Staff Profile: Damien Y. Duveau

Damien Y. Duveau, Ph.D., M.Sc.
Damien Y. Duveau, Ph.D., M.Sc.

Research Scientist

Division of Preclinical Innovation
Chemistry Technology (Contractor)

National Center for Advancing Translational Sciences

National Institutes of Health

Email Damien Y. Duveau


Damien Duveau is a research scientist in the Chemistry Technology program within NCATS’ Division of Preclinical Innovation (DPI). His research focuses on the design and synthesis of molecular probes and small molecules with druglike properties, aimed at studying novel targets and specific cellular signaling pathways. His work is carried out through hit-to-lead optimization, guided by structure-activity relationship studies. Since joining NCATS, Duveau has provided significant contributions to the development of small molecules targeting:

  • The myeloid cell leukemia 1 protein (Mcl-1), an antiapoptotic protein of the Bcl-2 family of proteins overexpressed in a number of cancers, such as multiple myeloma;
  • The O-linked β-N-acetylglucosamine transferase (OGT), a central enzyme involved in the post-translational modification of proteins;
  • The 15-hydroxyprostaglandin dehydrogenase (HPGD), an enzyme involved in the metabolism of prostaglandin E2; and
  • The integrin-associated protein CD47 (Cluster of Differentiation 47), a cellular receptor that plays a critical role in self-recognition. Numerous cancers exploit CD47 expression and its interaction with its natural ligand SIRP-α in order to evade immunological surveillance.

Before joining NCATS, Duveau was a postdoctoral research associate and then an assistant research scientist in the laboratory of Sidney Hecht, Ph.D., at the Biodesign Institute in the Center for BioEnergetics at Arizona State University, where he worked on the synthesis of geldanamycin and on the syntheses and characterization of multifunctional radical quenchers to study mitochondrial impairment diseases.

Duveau earned his M.Sc. degree in chemical engineering from the National Higher School of Chemistry (École Nationale Supérieure de Chimie de Montpellier) in France and his Ph.D. in chemistry from the University of Louisville.

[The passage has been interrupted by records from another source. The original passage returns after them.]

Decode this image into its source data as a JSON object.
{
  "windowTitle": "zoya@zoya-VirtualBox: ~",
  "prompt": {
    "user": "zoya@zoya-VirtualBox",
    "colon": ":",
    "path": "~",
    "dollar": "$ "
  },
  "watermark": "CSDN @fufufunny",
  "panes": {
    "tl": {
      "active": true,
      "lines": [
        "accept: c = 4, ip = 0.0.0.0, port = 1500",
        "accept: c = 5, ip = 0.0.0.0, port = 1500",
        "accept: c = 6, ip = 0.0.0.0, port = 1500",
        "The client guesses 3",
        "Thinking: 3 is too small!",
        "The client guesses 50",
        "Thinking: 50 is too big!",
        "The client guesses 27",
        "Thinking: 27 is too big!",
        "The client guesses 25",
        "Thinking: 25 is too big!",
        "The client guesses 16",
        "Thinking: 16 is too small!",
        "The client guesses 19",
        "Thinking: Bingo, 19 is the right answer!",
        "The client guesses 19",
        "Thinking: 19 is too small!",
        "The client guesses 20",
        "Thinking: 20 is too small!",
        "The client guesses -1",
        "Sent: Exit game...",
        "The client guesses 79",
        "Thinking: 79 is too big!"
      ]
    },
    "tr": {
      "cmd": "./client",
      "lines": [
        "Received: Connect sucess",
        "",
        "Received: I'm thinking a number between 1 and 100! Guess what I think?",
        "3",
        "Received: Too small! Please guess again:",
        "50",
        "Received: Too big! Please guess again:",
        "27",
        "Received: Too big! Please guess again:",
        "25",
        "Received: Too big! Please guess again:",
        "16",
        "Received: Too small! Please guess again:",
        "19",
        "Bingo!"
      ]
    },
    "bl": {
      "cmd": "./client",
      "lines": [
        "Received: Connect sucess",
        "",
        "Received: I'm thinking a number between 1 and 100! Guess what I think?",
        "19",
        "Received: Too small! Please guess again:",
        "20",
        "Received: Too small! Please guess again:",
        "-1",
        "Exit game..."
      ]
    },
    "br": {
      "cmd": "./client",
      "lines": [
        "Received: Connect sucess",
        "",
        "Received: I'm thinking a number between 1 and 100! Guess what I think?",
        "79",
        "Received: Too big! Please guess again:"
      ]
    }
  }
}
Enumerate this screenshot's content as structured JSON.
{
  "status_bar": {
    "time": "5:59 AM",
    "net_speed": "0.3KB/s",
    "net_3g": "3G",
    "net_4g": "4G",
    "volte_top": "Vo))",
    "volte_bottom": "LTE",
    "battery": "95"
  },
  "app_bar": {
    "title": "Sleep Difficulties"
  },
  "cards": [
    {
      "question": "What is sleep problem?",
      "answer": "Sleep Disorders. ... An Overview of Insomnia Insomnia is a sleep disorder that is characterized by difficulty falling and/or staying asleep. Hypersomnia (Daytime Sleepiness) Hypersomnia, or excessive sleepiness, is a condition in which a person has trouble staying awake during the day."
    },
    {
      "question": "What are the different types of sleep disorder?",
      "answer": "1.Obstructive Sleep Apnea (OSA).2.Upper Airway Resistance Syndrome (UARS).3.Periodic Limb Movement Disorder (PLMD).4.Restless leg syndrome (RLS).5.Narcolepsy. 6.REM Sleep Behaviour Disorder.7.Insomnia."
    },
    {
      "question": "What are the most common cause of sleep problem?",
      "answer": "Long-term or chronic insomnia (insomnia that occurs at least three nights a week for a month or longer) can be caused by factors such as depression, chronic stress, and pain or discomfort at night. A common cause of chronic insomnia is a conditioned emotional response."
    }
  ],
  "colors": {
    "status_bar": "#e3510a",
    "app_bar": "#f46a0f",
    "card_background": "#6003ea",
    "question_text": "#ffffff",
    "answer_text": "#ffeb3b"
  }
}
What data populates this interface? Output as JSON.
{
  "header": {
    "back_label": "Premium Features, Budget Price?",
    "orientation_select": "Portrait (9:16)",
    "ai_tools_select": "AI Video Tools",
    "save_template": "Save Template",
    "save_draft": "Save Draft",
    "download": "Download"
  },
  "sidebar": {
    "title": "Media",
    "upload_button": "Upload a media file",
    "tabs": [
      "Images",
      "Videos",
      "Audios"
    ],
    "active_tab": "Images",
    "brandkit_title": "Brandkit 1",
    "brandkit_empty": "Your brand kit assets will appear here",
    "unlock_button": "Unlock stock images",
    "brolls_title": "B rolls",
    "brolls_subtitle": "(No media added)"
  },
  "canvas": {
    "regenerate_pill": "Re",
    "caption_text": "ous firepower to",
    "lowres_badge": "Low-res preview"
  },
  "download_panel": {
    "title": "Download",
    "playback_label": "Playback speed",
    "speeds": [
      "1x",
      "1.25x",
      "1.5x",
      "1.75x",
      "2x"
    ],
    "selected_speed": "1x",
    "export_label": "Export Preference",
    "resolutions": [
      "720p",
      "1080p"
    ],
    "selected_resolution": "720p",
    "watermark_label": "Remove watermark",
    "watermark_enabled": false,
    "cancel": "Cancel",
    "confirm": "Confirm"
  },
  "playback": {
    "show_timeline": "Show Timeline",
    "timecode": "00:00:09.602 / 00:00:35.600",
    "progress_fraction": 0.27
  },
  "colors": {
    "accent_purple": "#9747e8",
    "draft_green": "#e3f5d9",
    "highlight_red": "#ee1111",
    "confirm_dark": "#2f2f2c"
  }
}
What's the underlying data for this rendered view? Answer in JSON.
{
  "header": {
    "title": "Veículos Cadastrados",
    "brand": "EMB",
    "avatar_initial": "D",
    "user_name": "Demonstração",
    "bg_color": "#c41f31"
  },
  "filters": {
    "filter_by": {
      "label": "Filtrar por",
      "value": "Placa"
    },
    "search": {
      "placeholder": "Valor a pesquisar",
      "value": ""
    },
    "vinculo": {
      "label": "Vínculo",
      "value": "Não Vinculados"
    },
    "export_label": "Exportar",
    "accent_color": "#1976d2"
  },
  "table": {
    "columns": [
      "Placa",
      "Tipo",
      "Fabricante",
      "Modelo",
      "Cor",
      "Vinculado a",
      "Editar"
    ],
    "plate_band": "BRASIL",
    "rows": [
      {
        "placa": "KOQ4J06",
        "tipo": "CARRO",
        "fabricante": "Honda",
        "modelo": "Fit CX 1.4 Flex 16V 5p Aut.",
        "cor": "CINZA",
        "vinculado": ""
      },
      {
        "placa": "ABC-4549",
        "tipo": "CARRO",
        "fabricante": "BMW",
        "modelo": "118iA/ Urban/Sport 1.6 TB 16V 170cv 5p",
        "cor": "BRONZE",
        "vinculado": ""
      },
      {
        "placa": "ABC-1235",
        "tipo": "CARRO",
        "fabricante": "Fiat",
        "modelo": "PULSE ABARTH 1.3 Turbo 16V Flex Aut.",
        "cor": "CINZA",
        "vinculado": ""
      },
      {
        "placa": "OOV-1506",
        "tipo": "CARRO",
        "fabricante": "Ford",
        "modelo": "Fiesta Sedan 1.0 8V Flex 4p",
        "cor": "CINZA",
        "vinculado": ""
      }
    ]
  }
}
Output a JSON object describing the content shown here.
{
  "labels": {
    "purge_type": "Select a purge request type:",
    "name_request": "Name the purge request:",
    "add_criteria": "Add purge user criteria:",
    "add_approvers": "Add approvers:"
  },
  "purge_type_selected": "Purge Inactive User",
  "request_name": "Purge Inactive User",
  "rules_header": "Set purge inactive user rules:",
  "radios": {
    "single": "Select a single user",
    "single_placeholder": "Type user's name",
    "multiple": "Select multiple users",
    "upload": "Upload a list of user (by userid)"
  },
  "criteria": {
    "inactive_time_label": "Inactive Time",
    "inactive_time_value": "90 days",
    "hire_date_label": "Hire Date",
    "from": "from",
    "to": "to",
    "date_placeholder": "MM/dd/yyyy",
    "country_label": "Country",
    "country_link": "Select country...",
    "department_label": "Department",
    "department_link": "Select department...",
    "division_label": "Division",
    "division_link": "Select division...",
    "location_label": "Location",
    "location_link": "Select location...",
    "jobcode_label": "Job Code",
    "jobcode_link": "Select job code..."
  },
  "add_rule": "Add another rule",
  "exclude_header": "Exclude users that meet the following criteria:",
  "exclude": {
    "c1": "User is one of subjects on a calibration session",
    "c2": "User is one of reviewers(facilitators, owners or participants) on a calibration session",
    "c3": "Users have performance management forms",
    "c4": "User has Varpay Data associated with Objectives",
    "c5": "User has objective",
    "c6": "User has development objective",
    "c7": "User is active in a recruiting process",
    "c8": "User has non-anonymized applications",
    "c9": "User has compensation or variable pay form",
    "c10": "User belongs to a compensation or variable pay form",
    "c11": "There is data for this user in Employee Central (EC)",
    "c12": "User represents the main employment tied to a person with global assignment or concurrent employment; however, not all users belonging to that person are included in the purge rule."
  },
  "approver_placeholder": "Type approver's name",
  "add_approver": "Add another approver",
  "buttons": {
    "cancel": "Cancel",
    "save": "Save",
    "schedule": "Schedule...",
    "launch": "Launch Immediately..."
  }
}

During his graduate studies, he worked in the laboratory of Frederick Luzzio, Ph.D., in collaboration with William Figg, Pharm.D., at the National Cancer Institute, on the synthesis of 5'-hydroxythalidomide to better understand the antiangiogenic properties of thalidomide.

Research Topics

Duveau is actively involved in the design and curation of the Mechanism Interrogation PlatE (MIPE), a library of approximately 2,500 bioactive agents annotated for their mechanisms of action and clinical development stages, with a focus on oncology. The MIPE library is regularly screened in a combinatorial and phenotypic format versus investigational or approved drugs to identify new additive or synergistic drug pairs. Such outcomes, coupled with mechanistic annotations, provide a better understanding of the molecular basis of diseases. In addition, such screening techniques may facilitate the discovery and advancement of new drug combinations toward the treatment of cancer, a key aspect of the developing field of precision medicine. Finally, Duveau is a member of the DPI working group charged with developing A Specialized Platform for Innovative Research Exploration (ASPIRE). The goal of the ASPIRE initiative is to automate chemical synthesis and integrate artificial intelligence and machine learning into the field of medicinal chemistry at NCATS.

Selected Publications

  1. Structure-Based Evolution of Low Nanomolar O-GlcNAc Transferase Inhibitors
  2. Targeting neuronal activity-regulated neuroligin-3 dependency in high-grade glioma
  3. Matrix Screen Identifies Synergistic Combination of PARP Inhibitors and Nicotinamide Phosphoribosyltransferase (NAMPT) Inhibitors in Ewing Sarcoma
  4. Selective targeting of JAK/STAT signaling is potentiated by Bcl-xL blockade in IL-2-dependent adult T-cell leukemia
  5. High-throughput combinatorial screening identifies drugs that cooperate with ibrutinib to kill activated B-cell-like diffuse large B-cell lymphoma cells